[Problem requirements]
Could you copy every entry exactly, dropping the pictures?
Top of Supplied records
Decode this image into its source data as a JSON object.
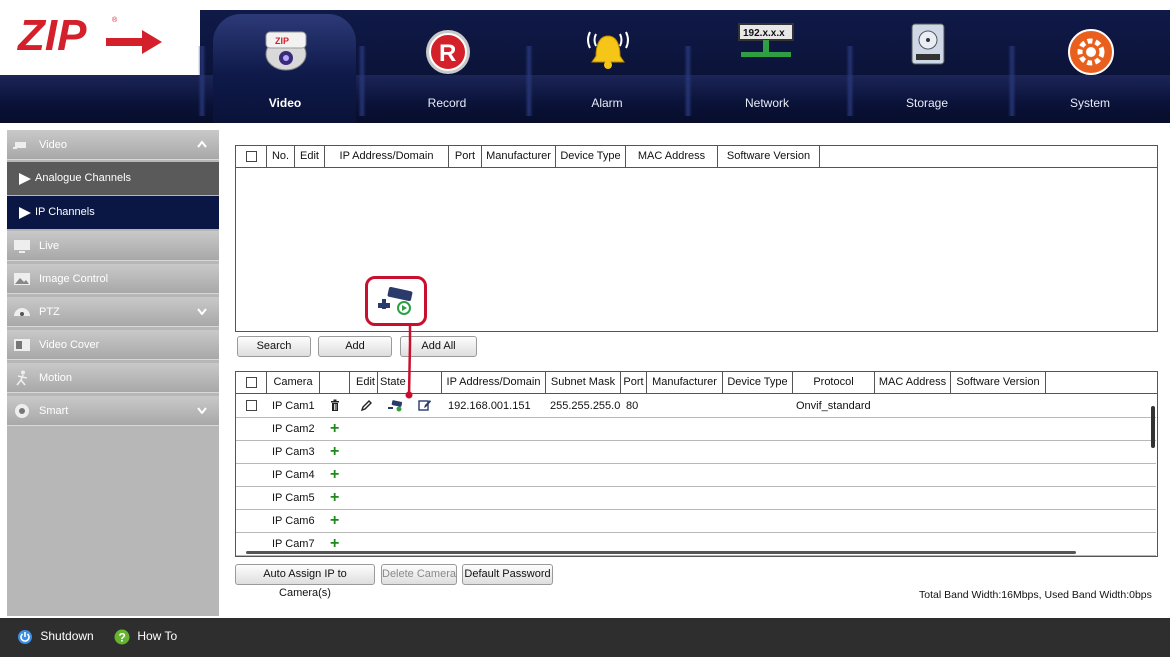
{
  "brand": {
    "logo_text": "ZIP"
  },
  "nav": [
    {
      "label": "Video",
      "icon": "camera-dome-icon",
      "active": true
    },
    {
      "label": "Record",
      "icon": "record-icon"
    },
    {
      "label": "Alarm",
      "icon": "alarm-bell-icon"
    },
    {
      "label": "Network",
      "icon": "network-icon",
      "badge": "192.x.x.x"
    },
    {
      "label": "Storage",
      "icon": "storage-hdd-icon"
    },
    {
      "label": "System",
      "icon": "system-gear-icon"
    }
  ],
  "sidebar": {
    "items": [
      {
        "label": "Video",
        "icon": "camera-icon",
        "expanded": true
      },
      {
        "label": "Analogue Channels",
        "sub": true
      },
      {
        "label": "IP Channels",
        "sub": true,
        "selected": true
      },
      {
        "label": "Live",
        "icon": "monitor-icon"
      },
      {
        "label": "Image Control",
        "icon": "image-icon"
      },
      {
        "label": "PTZ",
        "icon": "ptz-icon"
      },
      {
        "label": "Video Cover",
        "icon": "video-cover-icon"
      },
      {
        "label": "Motion",
        "icon": "motion-icon"
      },
      {
        "label": "Smart",
        "icon": "smart-icon"
      }
    ]
  },
  "search_table": {
    "headers": [
      "No.",
      "Edit",
      "IP Address/Domain",
      "Port",
      "Manufacturer",
      "Device Type",
      "MAC Address",
      "Software Version"
    ]
  },
  "buttons": {
    "search": "Search",
    "add": "Add",
    "add_all": "Add All"
  },
  "camera_table": {
    "headers": [
      "Camera",
      "Edit",
      "State",
      "IP Address/Domain",
      "Subnet Mask",
      "Port",
      "Manufacturer",
      "Device Type",
      "Protocol",
      "MAC Address",
      "Software Version"
    ],
    "rows": [
      {
        "camera": "IP Cam1",
        "ip": "192.168.001.151",
        "mask": "255.255.255.0",
        "port": "80",
        "protocol": "Onvif_standard"
      },
      {
        "camera": "IP Cam2"
      },
      {
        "camera": "IP Cam3"
      },
      {
        "camera": "IP Cam4"
      },
      {
        "camera": "IP Cam5"
      },
      {
        "camera": "IP Cam6"
      },
      {
        "camera": "IP Cam7"
      }
    ]
  },
  "bottom_buttons": {
    "auto_assign": "Auto Assign IP to Camera(s)",
    "delete_camera": "Delete Camera",
    "default_password": "Default Password"
  },
  "bandwidth_text": "Total Band Width:16Mbps, Used Band Width:0bps",
  "footer": {
    "shutdown": "Shutdown",
    "howto": "How To"
  },
  "colors": {
    "nav_bg": "#0a1238",
    "accent_red": "#d3202a",
    "sidebar_selected": "#0a1745",
    "plus_green": "#1e8a1e"
  }
}
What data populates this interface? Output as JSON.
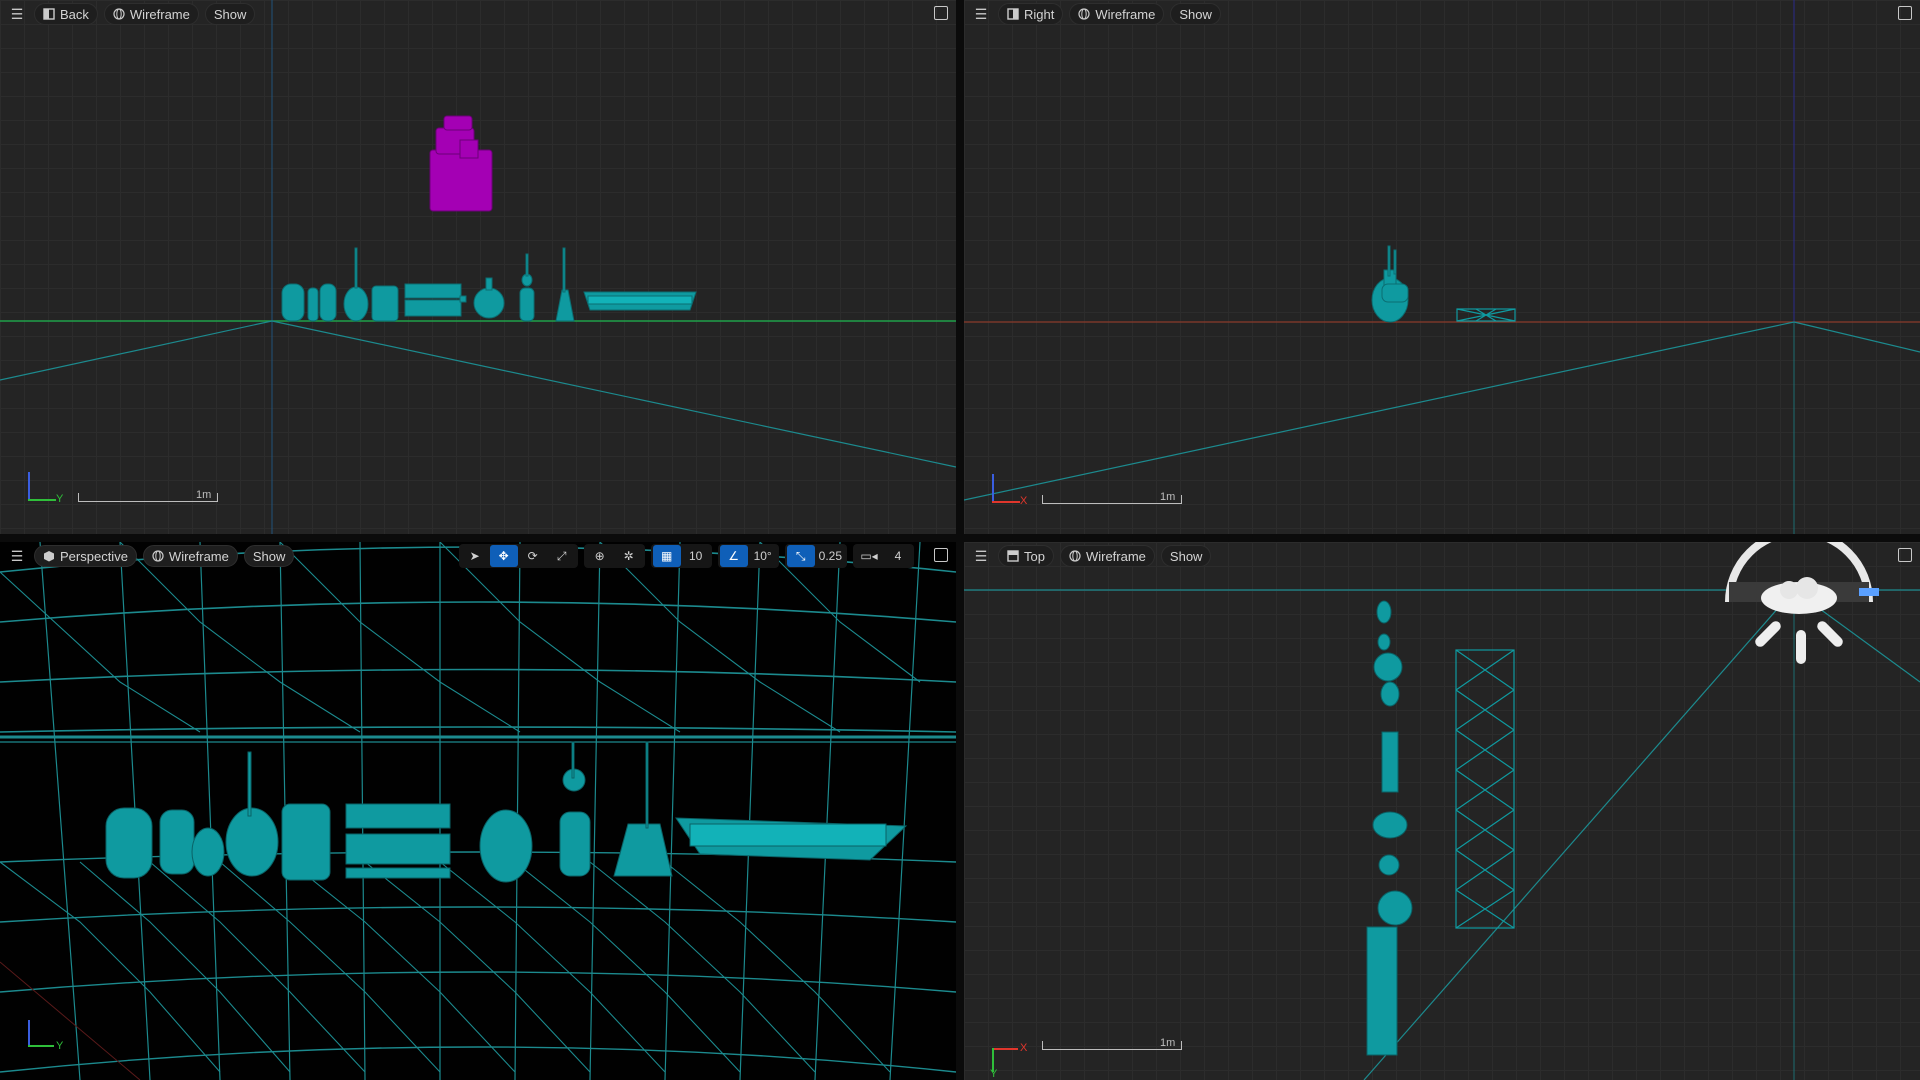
{
  "viewports": {
    "back": {
      "view_label": "Back",
      "mode_label": "Wireframe",
      "show_label": "Show",
      "scale_label": "1m",
      "axis_right": "Y"
    },
    "right": {
      "view_label": "Right",
      "mode_label": "Wireframe",
      "show_label": "Show",
      "scale_label": "1m",
      "axis_right": "X"
    },
    "perspective": {
      "view_label": "Perspective",
      "mode_label": "Wireframe",
      "show_label": "Show",
      "axis_right": "Y",
      "toolbar": {
        "grid_snap": "10",
        "rotate_snap": "10°",
        "scale_snap": "0.25",
        "camera_speed": "4"
      }
    },
    "top": {
      "view_label": "Top",
      "mode_label": "Wireframe",
      "show_label": "Show",
      "scale_label": "1m",
      "axis_right": "X",
      "axis_down": "Y"
    }
  },
  "colors": {
    "mesh": "#0f9aa0",
    "selected": "#a400b4",
    "grid_line": "#2c2c2c",
    "accent": "#0f5fb8"
  },
  "icons": [
    "hamburger-menu-icon",
    "maximize-icon",
    "view-cube-icon",
    "wireframe-sphere-icon",
    "select-arrow-icon",
    "translate-icon",
    "rotate-icon",
    "scale-icon",
    "world-space-icon",
    "surface-snap-icon",
    "grid-snap-icon",
    "rotate-snap-icon",
    "scale-snap-icon",
    "camera-speed-icon",
    "sky-light-icon"
  ]
}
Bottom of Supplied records
[Output below]
Decode this image into its source data as a JSON object.
{
  "brand": {
    "logo_text": "ZIP"
  },
  "nav": [
    {
      "label": "Video",
      "icon": "camera-dome-icon",
      "active": true
    },
    {
      "label": "Record",
      "icon": "record-icon"
    },
    {
      "label": "Alarm",
      "icon": "alarm-bell-icon"
    },
    {
      "label": "Network",
      "icon": "network-icon",
      "badge": "192.x.x.x"
    },
    {
      "label": "Storage",
      "icon": "storage-hdd-icon"
    },
    {
      "label": "System",
      "icon": "system-gear-icon"
    }
  ],
  "sidebar": {
    "items": [
      {
        "label": "Video",
        "icon": "camera-icon",
        "expanded": true
      },
      {
        "label": "Analogue Channels",
        "sub": true
      },
      {
        "label": "IP Channels",
        "sub": true,
        "selected": true
      },
      {
        "label": "Live",
        "icon": "monitor-icon"
      },
      {
        "label": "Image Control",
        "icon": "image-icon"
      },
      {
        "label": "PTZ",
        "icon": "ptz-icon"
      },
      {
        "label": "Video Cover",
        "icon": "video-cover-icon"
      },
      {
        "label": "Motion",
        "icon": "motion-icon"
      },
      {
        "label": "Smart",
        "icon": "smart-icon"
      }
    ]
  },
  "search_table": {
    "headers": [
      "No.",
      "Edit",
      "IP Address/Domain",
      "Port",
      "Manufacturer",
      "Device Type",
      "MAC Address",
      "Software Version"
    ]
  },
  "buttons": {
    "search": "Search",
    "add": "Add",
    "add_all": "Add All"
  },
  "camera_table": {
    "headers": [
      "Camera",
      "Edit",
      "State",
      "IP Address/Domain",
      "Subnet Mask",
      "Port",
      "Manufacturer",
      "Device Type",
      "Protocol",
      "MAC Address",
      "Software Version"
    ],
    "rows": [
      {
        "camera": "IP Cam1",
        "ip": "192.168.001.151",
        "mask": "255.255.255.0",
        "port": "80",
        "protocol": "Onvif_standard"
      },
      {
        "camera": "IP Cam2"
      },
      {
        "camera": "IP Cam3"
      },
      {
        "camera": "IP Cam4"
      },
      {
        "camera": "IP Cam5"
      },
      {
        "camera": "IP Cam6"
      },
      {
        "camera": "IP Cam7"
      }
    ]
  },
  "bottom_buttons": {
    "auto_assign": "Auto Assign IP to Camera(s)",
    "delete_camera": "Delete Camera",
    "default_password": "Default Password"
  },
  "bandwidth_text": "Total Band Width:16Mbps, Used Band Width:0bps",
  "footer": {
    "shutdown": "Shutdown",
    "howto": "How To"
  },
  "colors": {
    "nav_bg": "#0a1238",
    "accent_red": "#d3202a",
    "sidebar_selected": "#0a1745",
    "plus_green": "#1e8a1e"
  }
}
What data populates this interface? Output as JSON.
{
  "viewports": {
    "back": {
      "view_label": "Back",
      "mode_label": "Wireframe",
      "show_label": "Show",
      "scale_label": "1m",
      "axis_right": "Y"
    },
    "right": {
      "view_label": "Right",
      "mode_label": "Wireframe",
      "show_label": "Show",
      "scale_label": "1m",
      "axis_right": "X"
    },
    "perspective": {
      "view_label": "Perspective",
      "mode_label": "Wireframe",
      "show_label": "Show",
      "axis_right": "Y",
      "toolbar": {
        "grid_snap": "10",
        "rotate_snap": "10°",
        "scale_snap": "0.25",
        "camera_speed": "4"
      }
    },
    "top": {
      "view_label": "Top",
      "mode_label": "Wireframe",
      "show_label": "Show",
      "scale_label": "1m",
      "axis_right": "X",
      "axis_down": "Y"
    }
  },
  "colors": {
    "mesh": "#0f9aa0",
    "selected": "#a400b4",
    "grid_line": "#2c2c2c",
    "accent": "#0f5fb8"
  },
  "icons": [
    "hamburger-menu-icon",
    "maximize-icon",
    "view-cube-icon",
    "wireframe-sphere-icon",
    "select-arrow-icon",
    "translate-icon",
    "rotate-icon",
    "scale-icon",
    "world-space-icon",
    "surface-snap-icon",
    "grid-snap-icon",
    "rotate-snap-icon",
    "scale-snap-icon",
    "camera-speed-icon",
    "sky-light-icon"
  ]
}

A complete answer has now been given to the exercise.